GIVEN ENTRIES:
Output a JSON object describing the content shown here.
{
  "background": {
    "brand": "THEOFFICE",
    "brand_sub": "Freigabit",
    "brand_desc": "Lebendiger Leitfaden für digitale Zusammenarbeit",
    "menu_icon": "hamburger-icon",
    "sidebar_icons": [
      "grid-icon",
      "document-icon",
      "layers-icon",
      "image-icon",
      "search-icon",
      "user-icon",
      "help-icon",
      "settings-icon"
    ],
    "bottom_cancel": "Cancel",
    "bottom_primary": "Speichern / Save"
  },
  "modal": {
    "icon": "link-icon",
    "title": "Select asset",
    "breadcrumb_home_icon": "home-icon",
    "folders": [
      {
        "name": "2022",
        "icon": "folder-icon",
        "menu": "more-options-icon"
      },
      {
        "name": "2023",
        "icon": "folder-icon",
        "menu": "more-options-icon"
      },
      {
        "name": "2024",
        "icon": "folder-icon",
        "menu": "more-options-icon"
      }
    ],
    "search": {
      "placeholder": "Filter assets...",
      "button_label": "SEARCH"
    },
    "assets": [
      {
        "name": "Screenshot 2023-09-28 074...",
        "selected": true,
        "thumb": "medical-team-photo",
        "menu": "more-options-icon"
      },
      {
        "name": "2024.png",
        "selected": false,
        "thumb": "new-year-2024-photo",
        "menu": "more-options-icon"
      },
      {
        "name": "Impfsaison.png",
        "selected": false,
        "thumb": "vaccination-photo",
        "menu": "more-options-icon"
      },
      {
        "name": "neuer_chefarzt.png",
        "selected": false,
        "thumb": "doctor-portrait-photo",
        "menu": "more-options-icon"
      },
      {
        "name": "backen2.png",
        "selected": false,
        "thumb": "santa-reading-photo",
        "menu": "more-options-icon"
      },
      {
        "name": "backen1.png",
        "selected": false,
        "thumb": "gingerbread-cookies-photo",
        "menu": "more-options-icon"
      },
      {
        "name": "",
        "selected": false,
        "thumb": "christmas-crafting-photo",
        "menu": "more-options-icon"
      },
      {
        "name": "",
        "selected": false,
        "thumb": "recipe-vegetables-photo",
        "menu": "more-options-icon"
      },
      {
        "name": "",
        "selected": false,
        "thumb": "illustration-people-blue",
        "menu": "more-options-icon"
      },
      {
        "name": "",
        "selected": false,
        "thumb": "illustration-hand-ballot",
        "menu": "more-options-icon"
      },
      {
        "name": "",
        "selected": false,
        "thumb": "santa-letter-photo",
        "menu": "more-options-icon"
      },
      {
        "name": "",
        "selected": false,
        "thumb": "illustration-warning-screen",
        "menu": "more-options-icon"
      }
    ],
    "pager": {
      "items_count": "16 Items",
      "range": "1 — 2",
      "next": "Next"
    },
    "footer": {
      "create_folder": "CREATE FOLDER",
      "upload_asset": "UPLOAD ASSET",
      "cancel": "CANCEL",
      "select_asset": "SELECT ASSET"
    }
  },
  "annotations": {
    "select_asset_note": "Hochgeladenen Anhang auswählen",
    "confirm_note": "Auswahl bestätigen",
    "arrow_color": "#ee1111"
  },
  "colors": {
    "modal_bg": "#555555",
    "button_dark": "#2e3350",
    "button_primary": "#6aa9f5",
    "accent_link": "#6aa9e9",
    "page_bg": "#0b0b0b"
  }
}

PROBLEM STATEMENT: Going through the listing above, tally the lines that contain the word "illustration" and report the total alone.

FINISHED EXERCISE: 3